- _What the task requires_
Note how many lines in these entries contain "archivos", and reply with that number alone.
──────── Information provided
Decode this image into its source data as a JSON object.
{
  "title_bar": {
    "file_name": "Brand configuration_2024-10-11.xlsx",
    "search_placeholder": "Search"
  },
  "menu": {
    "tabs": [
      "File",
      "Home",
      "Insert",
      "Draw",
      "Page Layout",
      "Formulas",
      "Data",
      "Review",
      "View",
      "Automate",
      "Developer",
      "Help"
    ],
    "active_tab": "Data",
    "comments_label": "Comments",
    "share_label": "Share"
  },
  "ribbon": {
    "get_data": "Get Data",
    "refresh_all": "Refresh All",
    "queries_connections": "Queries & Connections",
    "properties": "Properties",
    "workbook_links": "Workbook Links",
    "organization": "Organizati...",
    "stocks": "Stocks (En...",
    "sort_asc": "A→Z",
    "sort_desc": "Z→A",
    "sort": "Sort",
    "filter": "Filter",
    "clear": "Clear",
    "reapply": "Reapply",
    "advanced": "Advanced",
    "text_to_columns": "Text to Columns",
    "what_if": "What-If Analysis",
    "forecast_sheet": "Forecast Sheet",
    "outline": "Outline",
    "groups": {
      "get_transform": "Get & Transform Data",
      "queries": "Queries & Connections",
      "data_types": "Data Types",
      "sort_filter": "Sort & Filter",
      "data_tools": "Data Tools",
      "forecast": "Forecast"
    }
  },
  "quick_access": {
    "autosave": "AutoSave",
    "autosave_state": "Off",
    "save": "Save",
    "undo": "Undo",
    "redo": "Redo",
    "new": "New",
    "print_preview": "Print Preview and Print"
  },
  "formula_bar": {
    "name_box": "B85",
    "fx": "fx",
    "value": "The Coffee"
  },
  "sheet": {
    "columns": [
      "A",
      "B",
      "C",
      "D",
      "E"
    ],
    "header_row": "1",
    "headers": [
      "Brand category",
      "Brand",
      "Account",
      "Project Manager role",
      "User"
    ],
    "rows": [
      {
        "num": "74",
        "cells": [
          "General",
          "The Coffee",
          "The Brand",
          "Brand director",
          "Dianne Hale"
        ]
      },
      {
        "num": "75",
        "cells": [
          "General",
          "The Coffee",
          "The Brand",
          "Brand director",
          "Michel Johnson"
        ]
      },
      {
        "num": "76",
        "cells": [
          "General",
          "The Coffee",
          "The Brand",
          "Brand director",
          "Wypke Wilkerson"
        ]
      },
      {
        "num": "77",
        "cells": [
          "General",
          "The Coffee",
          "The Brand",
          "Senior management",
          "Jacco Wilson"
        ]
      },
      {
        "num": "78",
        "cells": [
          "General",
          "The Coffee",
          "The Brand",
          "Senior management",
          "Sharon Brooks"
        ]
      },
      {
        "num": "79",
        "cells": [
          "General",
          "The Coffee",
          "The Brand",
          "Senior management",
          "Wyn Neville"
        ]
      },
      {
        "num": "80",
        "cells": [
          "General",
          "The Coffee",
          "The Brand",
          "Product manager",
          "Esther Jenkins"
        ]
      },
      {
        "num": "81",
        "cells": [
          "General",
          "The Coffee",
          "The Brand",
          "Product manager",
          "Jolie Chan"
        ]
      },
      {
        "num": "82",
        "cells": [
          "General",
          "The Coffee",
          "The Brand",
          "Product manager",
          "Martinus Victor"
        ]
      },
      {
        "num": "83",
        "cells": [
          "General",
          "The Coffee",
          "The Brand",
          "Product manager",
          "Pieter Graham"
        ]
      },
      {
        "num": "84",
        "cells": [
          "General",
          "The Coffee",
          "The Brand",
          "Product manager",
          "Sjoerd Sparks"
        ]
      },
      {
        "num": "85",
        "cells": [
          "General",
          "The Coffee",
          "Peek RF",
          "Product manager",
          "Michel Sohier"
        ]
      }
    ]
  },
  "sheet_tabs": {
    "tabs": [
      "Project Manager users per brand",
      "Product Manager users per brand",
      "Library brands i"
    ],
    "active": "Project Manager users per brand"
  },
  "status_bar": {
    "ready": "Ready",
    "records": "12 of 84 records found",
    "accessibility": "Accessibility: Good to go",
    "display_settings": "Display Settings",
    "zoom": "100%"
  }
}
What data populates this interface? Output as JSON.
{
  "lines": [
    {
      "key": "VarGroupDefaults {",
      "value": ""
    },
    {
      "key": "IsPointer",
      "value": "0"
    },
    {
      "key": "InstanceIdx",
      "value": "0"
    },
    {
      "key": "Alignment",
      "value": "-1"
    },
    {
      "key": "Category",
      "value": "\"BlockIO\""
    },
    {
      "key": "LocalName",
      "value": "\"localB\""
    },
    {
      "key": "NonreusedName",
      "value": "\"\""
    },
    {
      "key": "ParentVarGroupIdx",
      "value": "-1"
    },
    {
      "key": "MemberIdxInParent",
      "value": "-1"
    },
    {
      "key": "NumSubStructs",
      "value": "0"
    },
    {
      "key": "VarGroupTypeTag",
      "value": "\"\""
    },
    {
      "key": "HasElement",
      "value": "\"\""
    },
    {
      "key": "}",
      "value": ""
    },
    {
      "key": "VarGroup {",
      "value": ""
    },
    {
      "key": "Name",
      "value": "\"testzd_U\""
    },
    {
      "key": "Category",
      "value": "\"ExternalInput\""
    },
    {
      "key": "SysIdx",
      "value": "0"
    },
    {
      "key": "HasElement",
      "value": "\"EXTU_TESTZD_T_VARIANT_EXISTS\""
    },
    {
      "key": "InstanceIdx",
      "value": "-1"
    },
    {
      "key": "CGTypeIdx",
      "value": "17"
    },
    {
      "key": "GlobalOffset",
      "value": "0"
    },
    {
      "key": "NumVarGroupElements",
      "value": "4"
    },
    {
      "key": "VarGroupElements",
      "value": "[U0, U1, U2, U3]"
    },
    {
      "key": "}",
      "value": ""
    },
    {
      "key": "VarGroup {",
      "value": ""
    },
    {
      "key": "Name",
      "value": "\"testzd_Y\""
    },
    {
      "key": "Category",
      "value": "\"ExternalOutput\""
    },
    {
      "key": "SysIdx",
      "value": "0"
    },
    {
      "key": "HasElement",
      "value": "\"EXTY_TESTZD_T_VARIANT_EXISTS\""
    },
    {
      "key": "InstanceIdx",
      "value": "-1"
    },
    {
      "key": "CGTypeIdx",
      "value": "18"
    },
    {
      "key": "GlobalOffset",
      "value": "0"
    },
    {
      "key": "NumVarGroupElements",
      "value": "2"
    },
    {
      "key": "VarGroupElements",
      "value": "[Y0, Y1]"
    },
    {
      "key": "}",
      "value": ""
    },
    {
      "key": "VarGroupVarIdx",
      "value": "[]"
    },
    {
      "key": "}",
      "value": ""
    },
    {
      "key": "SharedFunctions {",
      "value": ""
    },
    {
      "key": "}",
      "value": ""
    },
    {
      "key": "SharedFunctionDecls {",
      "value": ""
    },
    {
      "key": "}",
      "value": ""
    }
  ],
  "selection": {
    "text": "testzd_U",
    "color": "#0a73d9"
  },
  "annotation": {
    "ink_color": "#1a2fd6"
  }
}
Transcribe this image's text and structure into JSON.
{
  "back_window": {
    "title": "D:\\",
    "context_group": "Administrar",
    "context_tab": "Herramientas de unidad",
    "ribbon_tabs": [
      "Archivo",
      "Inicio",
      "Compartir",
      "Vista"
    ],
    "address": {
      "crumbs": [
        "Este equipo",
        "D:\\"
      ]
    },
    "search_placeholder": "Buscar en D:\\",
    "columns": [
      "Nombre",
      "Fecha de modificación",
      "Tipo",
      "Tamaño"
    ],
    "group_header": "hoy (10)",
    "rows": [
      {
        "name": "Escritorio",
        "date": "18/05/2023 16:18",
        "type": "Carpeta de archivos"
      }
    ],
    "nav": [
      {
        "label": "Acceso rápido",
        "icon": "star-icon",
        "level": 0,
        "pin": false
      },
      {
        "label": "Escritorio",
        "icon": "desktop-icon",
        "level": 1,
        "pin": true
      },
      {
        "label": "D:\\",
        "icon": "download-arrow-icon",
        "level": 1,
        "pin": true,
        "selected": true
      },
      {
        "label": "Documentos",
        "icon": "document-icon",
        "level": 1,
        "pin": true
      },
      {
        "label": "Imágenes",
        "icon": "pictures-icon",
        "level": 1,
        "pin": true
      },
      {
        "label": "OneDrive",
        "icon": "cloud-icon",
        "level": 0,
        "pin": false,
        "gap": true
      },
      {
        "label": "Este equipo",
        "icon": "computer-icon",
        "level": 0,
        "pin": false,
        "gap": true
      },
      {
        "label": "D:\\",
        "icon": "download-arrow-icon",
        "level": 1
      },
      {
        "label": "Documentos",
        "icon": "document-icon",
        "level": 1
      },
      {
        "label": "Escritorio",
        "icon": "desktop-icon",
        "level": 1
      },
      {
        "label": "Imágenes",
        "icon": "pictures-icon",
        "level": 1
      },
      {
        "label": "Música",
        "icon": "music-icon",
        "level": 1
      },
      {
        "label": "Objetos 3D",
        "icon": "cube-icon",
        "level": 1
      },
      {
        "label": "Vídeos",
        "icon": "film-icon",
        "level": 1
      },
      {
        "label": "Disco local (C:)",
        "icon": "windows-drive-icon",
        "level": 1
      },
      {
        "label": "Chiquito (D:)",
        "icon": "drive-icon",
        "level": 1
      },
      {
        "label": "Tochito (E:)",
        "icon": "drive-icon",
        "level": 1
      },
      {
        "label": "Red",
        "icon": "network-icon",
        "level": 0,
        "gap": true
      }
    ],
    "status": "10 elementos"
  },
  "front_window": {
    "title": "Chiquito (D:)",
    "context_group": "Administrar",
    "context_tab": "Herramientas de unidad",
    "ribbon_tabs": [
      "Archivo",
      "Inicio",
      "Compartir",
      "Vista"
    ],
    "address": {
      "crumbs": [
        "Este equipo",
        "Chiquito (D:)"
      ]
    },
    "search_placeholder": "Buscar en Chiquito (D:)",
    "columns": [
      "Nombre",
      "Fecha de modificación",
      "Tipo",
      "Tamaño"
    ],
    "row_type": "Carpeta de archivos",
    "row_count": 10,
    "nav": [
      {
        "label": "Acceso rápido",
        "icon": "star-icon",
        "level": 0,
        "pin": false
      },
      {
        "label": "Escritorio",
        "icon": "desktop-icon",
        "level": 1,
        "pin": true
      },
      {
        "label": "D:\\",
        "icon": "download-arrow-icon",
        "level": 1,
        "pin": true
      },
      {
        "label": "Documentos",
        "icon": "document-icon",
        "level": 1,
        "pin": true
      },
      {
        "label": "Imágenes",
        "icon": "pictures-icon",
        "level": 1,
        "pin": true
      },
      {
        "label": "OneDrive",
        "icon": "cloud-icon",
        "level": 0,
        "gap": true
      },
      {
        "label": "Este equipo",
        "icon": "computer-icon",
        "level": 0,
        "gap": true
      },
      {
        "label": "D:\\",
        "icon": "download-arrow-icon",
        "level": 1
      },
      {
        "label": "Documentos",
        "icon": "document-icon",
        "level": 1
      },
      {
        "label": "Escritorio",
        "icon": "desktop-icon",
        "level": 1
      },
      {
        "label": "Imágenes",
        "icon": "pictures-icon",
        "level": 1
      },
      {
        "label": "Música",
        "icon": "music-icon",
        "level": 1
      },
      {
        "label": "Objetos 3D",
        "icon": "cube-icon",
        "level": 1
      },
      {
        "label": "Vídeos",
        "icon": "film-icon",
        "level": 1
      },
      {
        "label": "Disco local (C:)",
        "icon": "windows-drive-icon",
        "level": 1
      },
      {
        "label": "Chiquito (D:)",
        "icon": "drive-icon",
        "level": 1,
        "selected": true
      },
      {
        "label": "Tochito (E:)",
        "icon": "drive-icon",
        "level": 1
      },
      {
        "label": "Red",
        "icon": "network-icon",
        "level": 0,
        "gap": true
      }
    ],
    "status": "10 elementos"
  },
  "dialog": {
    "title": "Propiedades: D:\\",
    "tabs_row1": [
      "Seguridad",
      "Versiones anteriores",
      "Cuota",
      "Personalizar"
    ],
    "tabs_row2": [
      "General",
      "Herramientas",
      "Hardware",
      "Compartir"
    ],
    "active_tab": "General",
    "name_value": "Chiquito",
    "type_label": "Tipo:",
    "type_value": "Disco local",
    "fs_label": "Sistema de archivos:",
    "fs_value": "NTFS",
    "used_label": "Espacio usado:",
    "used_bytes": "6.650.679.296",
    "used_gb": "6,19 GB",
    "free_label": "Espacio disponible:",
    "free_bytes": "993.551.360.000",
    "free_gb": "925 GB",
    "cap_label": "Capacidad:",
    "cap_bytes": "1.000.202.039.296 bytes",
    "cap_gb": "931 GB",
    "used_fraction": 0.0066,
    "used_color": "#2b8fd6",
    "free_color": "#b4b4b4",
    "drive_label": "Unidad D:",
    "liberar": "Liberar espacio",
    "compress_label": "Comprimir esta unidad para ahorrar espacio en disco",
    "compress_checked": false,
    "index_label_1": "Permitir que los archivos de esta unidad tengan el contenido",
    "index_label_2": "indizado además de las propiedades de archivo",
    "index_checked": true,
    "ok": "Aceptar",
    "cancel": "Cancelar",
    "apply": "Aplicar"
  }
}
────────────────
- _Written reply_
4